“Hey,” King said while the coach was en route from Tennessee, “James Franklin just followed me on Twitter.”
Franklin has been all over social media — reading as much as he can about his Nittany Lions and communicating with players and fans.
He also surfs the Internet and picks up the local newspaper to keep an eye on what people are writing and saying about his team.
Never miss a local story.
“I want to read everything,” Franklin said in a meeting with reporters before speaking at last Sunday’s National Football Foundation Central Pennsylvania Chapter annual banquet at The Penn Stater Conference Center Hotel.
Franklin is truly a coach who understands the power of modern media.
He is active on his own Twitter account. You can follow Franklin @coachjfranklin — nearly 70,000 already do. You also can follow the members of his staff.
Franklin tracks numerous Twitter accounts, including members of the media, other coaches and sports sites, and his current and future players.
“I want to understand the pulse of our team,” Franklin said. “I want to understand the pulse of our community.”
And: “If there are inaccuracies, I want to address them.”
Franklin also noted that he tells his players anything he says in a press conference. But he figures they’ve already seen his comments on Facebook or Twitter by the time he shares them in person, or by text or email.
“Thanks to social media,” Franklin told reporters, “anything I say in here they’re going to hear anyway.”
That’s an interesting contrast to the two men who held the Penn State football coaching job on a full-time basis before Franklin.
For years, Joe Paterno denied even reading newspaper and magazine stories about him or his program.
In a light-hearted conversation with reporters in 2009, however, Paterno admitted he did read newspapers — at least while in the bathroom. (Paterno said one of his favorite journalists was Grantland Rice, who was born in 1880 and died in 1954.)
And Paterno said he started, as most people do, with the headlines.
“Something that says ‘Paterno is the greatest,’ I read it,” Paterno said. “If it says I’m a bum, I don’t even look at it.”
Asked about his excursions on social media, Paterno said: “Twittle-do? Twittle-dee?”
Paterno successor Bill O’Brien was well-read but also apparently social media-deficient. Or perhaps a genius with a twisted sense of humor.

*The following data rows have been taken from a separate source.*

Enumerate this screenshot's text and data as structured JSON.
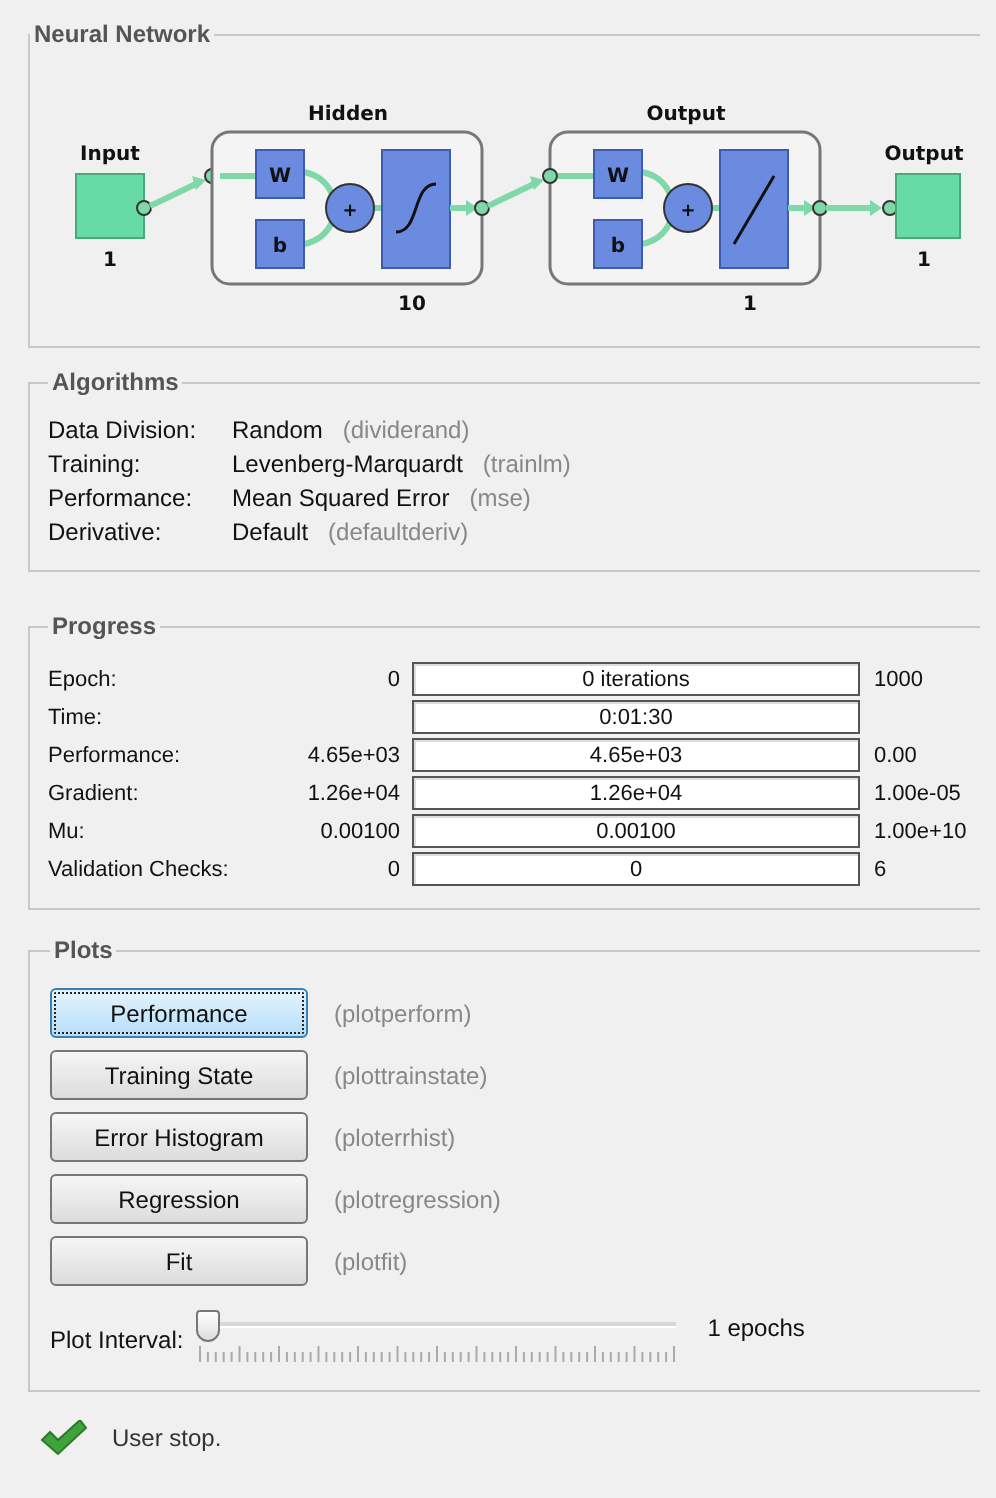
{
  "network": {
    "title": "Neural Network",
    "input": {
      "label": "Input",
      "size": "1"
    },
    "layers": [
      {
        "label": "Hidden",
        "size": "10",
        "weight": "W",
        "bias": "b",
        "sum": "+",
        "kind": "sigmoid"
      },
      {
        "label": "Output",
        "size": "1",
        "weight": "W",
        "bias": "b",
        "sum": "+",
        "kind": "linear"
      }
    ],
    "output": {
      "label": "Output",
      "size": "1"
    }
  },
  "algorithms": {
    "title": "Algorithms",
    "rows": [
      {
        "label": "Data Division:",
        "value": "Random",
        "function": "(dividerand)"
      },
      {
        "label": "Training:",
        "value": "Levenberg-Marquardt",
        "function": "(trainlm)"
      },
      {
        "label": "Performance:",
        "value": "Mean Squared Error",
        "function": "(mse)"
      },
      {
        "label": "Derivative:",
        "value": "Default",
        "function": "(defaultderiv)"
      }
    ]
  },
  "progress": {
    "title": "Progress",
    "rows": [
      {
        "label": "Epoch:",
        "start": "0",
        "current": "0 iterations",
        "end": "1000",
        "level": 0
      },
      {
        "label": "Time:",
        "current": "0:01:30",
        "level": 0
      },
      {
        "label": "Performance:",
        "start": "4.65e+03",
        "current": "4.65e+03",
        "end": "0.00",
        "level": 0
      },
      {
        "label": "Gradient:",
        "start": "1.26e+04",
        "current": "1.26e+04",
        "end": "1.00e-05",
        "level": 0
      },
      {
        "label": "Mu:",
        "start": "0.00100",
        "current": "0.00100",
        "end": "1.00e+10",
        "level": 0
      },
      {
        "label": "Validation Checks:",
        "start": "0",
        "current": "0",
        "end": "6",
        "level": 0
      }
    ]
  },
  "plots": {
    "title": "Plots",
    "buttons": [
      {
        "label": "Performance",
        "function": "(plotperform)",
        "selected": true
      },
      {
        "label": "Training State",
        "function": "(plottrainstate)",
        "selected": false
      },
      {
        "label": "Error Histogram",
        "function": "(ploterrhist)",
        "selected": false
      },
      {
        "label": "Regression",
        "function": "(plotregression)",
        "selected": false
      },
      {
        "label": "Fit",
        "function": "(plotfit)",
        "selected": false
      }
    ],
    "interval": {
      "label": "Plot Interval:",
      "level": 0,
      "reading": "1 epochs"
    }
  },
  "status": {
    "text": "User stop."
  }
}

You’ll recall this classic quote from September 2012, when O’Brien was asked about harsh criticism aimed at one of his players.
“These guys are really playing hard, giving great effort for us,” O’Brien said. “To go on whatever — spacebook or tweeter — or whatever, and put stuff on there is just absolutely ridiculous to me and very cowardly, to be honest with you. But that’s just my opinion.”
A month later, O’Brien was at it again — this time reacting to a question about players engaging in trash-talking before a big game at Iowa.
“Do you know what I hate? I hate Twitter,” O’Brien said. “I think these guys are young guys, and I think ‘Tweet this, Spacebook that.’ Whatever. We’ve got to go play the game. … I think that’s just young guys tweeting this, twitting that, and that’s how it works, I guess.”
Franklin acknowledged that building bridges is part of being the new guy in a series of coaches — five in four years.
The recent list at Penn State also includes a pair of interim leaders.
Tom Bradley followed Paterno after the longtime coach was fired amid the Jerry Sandusky fallout. Larry Johnson Sr. filled in between the time O’Brien jumped to the NFL’s Houston Texans and Franklin’s arrival from Vanderbilt.
“Our seniors came here to play for Joe. I’m sure there are hurt feelings associated with that,” Franklin said. “Some of our players came here to play for Billy, then Billy leaves. So there are hurt feelings there.
“Some of the players had a little bit of a wall up when we first got here. That’s natural.”
Franklin said the best approach to breaking down those walls was an old-fashioned means of communication, looking them in the eye and talking with them — “showing them how much we care about them, on a daily basis.”
Franklin said he was still living in a local motel, but looked forward to the day he could invite his players to his own house “and break bread with them.”
“Hopefully I’ll be able to buy a house and get my family here as soon as possible,” Franklin said.
But even with that personal approach, the new guy will still be cooking on Twitter.
Or Tweeter. Or Spacebook. Whatever.
Chip Minemyer is the executive editor of the Centre Daily Times. Contact him at 231-4640. Follow him on Twitter @MinemyerChip.